-- Opening Marker --

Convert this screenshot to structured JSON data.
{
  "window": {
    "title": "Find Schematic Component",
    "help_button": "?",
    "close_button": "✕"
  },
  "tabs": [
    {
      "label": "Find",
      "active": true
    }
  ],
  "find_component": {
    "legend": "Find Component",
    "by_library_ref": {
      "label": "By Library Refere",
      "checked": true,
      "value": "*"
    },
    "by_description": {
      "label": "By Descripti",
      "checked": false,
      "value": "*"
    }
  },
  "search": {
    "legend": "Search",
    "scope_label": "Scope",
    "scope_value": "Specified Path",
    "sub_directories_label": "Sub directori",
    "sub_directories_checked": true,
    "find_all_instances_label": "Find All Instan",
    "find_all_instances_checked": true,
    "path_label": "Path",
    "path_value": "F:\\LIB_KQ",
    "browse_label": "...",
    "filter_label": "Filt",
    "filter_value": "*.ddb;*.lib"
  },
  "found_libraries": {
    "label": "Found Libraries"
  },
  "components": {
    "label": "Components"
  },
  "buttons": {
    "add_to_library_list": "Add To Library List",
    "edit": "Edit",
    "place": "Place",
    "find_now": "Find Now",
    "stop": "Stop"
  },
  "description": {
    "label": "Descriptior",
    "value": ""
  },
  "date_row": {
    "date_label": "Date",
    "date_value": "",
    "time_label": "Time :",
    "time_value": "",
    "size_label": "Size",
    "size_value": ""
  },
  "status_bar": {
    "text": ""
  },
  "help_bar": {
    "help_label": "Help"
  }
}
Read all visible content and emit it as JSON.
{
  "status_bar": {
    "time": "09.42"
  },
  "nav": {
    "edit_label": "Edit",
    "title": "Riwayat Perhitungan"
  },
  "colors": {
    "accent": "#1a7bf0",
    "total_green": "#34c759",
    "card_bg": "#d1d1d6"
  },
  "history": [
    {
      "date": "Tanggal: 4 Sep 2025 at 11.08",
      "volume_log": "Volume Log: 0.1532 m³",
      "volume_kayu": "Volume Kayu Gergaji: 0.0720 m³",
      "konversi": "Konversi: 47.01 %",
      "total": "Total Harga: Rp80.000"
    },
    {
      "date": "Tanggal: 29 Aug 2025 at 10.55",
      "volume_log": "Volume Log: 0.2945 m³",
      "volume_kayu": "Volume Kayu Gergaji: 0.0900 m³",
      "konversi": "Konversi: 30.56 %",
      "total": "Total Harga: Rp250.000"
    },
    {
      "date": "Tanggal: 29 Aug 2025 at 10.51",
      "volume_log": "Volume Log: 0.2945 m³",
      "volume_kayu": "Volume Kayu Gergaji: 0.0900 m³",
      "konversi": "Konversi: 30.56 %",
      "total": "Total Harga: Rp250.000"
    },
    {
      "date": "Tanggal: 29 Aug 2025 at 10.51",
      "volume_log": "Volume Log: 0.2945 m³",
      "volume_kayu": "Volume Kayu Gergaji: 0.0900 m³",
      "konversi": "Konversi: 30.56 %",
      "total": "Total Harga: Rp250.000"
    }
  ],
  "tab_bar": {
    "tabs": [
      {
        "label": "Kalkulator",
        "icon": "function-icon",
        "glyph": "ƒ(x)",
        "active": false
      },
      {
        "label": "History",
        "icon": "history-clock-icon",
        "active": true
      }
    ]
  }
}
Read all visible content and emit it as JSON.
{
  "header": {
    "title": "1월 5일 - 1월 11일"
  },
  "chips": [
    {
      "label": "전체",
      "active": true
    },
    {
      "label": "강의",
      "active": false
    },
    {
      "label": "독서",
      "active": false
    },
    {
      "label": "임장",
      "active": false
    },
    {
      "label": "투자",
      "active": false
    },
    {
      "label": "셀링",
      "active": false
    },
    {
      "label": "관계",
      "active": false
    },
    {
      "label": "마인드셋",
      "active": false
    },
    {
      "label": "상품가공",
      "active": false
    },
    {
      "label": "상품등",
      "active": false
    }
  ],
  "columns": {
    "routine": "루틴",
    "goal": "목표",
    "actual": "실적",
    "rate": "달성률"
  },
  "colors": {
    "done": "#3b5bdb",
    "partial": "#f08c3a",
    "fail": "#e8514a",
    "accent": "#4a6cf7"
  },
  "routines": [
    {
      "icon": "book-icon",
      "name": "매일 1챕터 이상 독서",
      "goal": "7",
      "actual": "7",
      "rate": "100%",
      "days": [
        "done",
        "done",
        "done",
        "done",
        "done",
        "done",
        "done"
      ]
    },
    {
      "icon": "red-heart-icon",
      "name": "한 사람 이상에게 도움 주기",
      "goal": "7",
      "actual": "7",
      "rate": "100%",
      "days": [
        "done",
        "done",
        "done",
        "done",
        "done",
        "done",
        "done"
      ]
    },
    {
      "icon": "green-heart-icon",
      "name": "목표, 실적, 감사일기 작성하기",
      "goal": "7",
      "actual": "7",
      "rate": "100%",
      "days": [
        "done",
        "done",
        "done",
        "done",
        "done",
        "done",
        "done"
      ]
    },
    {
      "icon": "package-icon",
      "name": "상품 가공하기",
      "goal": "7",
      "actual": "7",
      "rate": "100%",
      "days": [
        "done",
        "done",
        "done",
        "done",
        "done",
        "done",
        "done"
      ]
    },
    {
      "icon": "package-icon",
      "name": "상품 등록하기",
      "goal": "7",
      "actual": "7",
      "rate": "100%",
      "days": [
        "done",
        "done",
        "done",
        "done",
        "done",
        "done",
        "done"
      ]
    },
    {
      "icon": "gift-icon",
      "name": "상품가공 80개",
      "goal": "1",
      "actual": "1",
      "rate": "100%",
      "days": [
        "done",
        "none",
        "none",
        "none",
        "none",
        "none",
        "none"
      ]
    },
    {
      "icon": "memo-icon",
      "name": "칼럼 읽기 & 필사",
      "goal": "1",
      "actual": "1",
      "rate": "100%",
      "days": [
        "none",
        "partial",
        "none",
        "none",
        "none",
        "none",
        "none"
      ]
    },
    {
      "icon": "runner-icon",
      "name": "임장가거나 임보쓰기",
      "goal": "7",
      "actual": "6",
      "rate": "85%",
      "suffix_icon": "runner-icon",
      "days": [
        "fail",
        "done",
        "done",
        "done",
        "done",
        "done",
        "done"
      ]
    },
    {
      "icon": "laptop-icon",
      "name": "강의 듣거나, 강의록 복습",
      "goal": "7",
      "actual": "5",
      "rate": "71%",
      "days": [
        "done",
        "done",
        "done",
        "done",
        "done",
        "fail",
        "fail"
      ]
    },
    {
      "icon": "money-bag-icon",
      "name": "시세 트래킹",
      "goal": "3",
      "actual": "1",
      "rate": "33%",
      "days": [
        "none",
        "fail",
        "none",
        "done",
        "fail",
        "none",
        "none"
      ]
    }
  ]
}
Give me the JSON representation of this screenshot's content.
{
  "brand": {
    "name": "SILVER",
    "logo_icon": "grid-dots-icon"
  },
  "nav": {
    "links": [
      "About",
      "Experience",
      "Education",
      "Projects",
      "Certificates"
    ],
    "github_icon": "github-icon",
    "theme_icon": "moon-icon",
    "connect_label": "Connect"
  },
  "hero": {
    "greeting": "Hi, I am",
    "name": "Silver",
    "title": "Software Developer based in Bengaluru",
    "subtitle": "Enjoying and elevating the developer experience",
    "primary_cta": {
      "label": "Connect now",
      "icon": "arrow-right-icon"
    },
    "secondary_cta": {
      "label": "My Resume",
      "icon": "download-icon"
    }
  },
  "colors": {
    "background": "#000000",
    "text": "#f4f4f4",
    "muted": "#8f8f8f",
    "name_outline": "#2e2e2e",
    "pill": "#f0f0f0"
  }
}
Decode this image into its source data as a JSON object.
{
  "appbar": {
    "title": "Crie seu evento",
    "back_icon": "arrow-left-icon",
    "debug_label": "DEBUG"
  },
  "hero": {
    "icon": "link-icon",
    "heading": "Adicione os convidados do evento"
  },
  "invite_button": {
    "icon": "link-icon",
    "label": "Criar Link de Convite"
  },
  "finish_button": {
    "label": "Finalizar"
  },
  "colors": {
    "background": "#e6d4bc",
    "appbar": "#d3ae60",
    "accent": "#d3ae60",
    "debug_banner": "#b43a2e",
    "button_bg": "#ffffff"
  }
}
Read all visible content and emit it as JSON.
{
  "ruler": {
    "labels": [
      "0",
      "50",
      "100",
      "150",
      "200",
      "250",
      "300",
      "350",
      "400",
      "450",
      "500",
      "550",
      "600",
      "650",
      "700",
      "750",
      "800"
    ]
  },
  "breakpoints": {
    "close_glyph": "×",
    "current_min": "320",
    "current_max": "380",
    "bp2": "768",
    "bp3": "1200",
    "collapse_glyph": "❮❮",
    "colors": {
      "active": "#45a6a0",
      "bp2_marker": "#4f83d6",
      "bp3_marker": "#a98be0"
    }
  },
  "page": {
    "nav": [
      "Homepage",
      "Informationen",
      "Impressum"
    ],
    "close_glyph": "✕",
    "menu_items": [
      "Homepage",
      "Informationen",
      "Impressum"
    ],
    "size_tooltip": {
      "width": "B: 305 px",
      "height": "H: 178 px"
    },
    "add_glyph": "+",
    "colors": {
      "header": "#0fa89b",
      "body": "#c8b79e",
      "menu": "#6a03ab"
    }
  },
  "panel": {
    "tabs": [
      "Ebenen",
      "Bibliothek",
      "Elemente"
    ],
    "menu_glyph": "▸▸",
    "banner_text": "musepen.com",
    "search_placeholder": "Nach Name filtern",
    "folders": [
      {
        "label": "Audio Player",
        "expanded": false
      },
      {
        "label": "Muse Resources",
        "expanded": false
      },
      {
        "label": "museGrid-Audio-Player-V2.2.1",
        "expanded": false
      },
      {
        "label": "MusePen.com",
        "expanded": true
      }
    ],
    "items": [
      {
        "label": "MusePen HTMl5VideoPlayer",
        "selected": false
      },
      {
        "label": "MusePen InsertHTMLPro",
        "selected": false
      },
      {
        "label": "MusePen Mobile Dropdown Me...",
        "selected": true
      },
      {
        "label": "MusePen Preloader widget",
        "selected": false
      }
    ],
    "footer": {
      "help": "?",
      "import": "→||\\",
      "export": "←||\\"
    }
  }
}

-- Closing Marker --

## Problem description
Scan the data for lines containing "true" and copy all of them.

## Task output
      "active": true
      "checked": true,
    "sub_directories_checked": true,
    "find_all_instances_checked": true,
        "active": true
      "active": true
        "expanded": true
        "selected": true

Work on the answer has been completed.